You know your idea of adoptees descending on the National Assembly may hold some potential. I wonder what they will do if some 25,000 adoptees all show up at once on the steps of the National Assembly with foreign medias? Can this be somehow organized?
No. Because most of the Korean Adoptee Diaspora is in shell shock and putting all their energy into daily coping in countries they still feel alien in or spitting out their parents adoptive rhetoric. Plus, it costs money to come to Korea. For many it only happens once or twice in a lifetime, and then it’s only a superficial homeland tour.
This idea has been bandied about before – with great, great, passion. But most adoptees are, naturally and understandably, NOT activists. Because reacting or being an upstart disrupts a long hard-fought peaceful (socially) existence. And adoptees also fear rejection to a greater degree than the general population and are less likely to position themselves where they can risk that in their families and communities.
You know, that is one of the exquisitely sick things about international adoption: it disperses and isolates. And for those populations like Minnesota or Sweden, they have a higher measure of community monitoring and rejection to deal with, so speaking up there means both higher external and internal censorship.
It also takes organization and money, and the major organizations with the largest adoptee base (because they can afford staff and services) has adoption industry money supporting them AND being on their board of directors. So they can’t bite the hand that feeds them and can’t be turned to for mobilization.
Non-profit organizations, in my opinion, are just like big business, only their books are cooked in such a way that nothing is called a “profit” but given a new name or allocated to a project which magically eats money. Charity is so often merely a front for preserving selfishness. And charity is great because you don’t have to pay taxes. But charities still manage to play dirty politics, and the money which might be called profit in a for-profit instead gets funneled into dirty politics.
The adoption industry calls itself a charity but runs like a shady business. A really smart shady business: that divides and conquers, infiltrates the opposition, adjusts swiftly to criticisms, has lawyers to make sure they use the most ambiguous language, and diversifies its operations.

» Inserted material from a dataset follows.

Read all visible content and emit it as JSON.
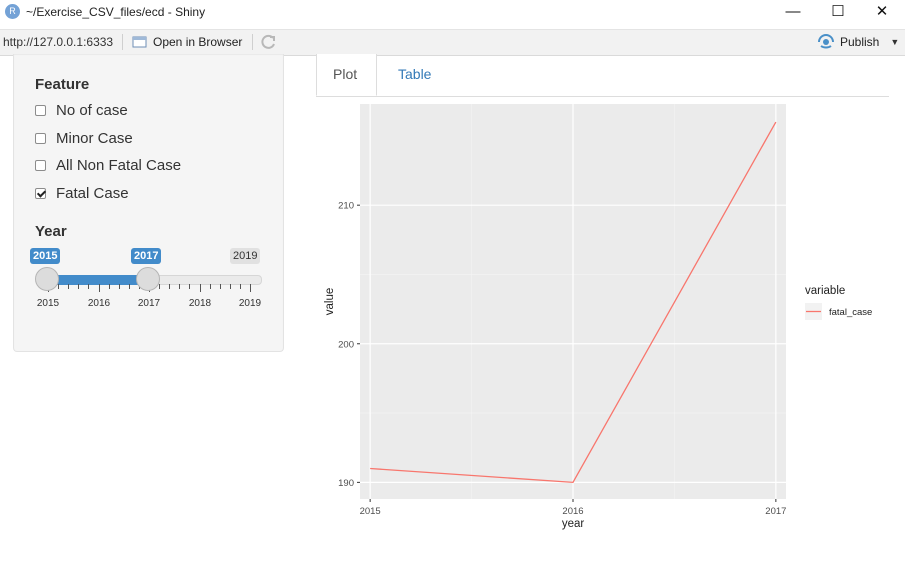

They are geniuses really, these international adoption agencies.
Here’s a a workshop offered by Holt from a seminar schedule for the adoption industry from 2008
5A: Is Adoption PC? Anti-Intercountry Adoption Trends in the Media, Cyberspace and the Adoption Community
Susan Cox, Holt International Children’s Services, Inc., and Kathy Sacco, Family and Children’s Agency
Friday, April 11, 2008 (11:15 am – 12:30 pm)
Historically, adoption has been portrayed as a way of protecting and saving children from inadequate environments. Recently, there has been unprecedented criticism of intercountry adoption as an ethical practice. These criticisms have manifested themselves in the form of anti-adoption groups, websites, blogs, scholarly critiques and media representations. This presentation will provide an overview of anti-intercountry adoption trends and explore their substance and methods of dissemination. The presentation will include the emergence of the adult adoptee community and their impact on intercountry adoption. Finally, it will offer participants recommendations for responding to these message in the areas of public relations, policy and practice.
Clearly, they are afraid of the children they’ve shipped all over the world.
They watch everything we do. They even had an intranet website called “Rapid Information Process” devoted to tracking the opposition which stopped being active in 2009. (probably due to better technology)
So we are stuck awake while others sleep. What will it take to wake adoptees up? How do we reach them all over the globe? And how do we convince them that what happens in Korea has something to do with what happened to them? And that it can change for the better? It’s like broadcasting a television public service announcement to luddites. They won’t hear it because they’re not plugged in, and even if they were plugged in, the adoption industry and the power industry are best buddies.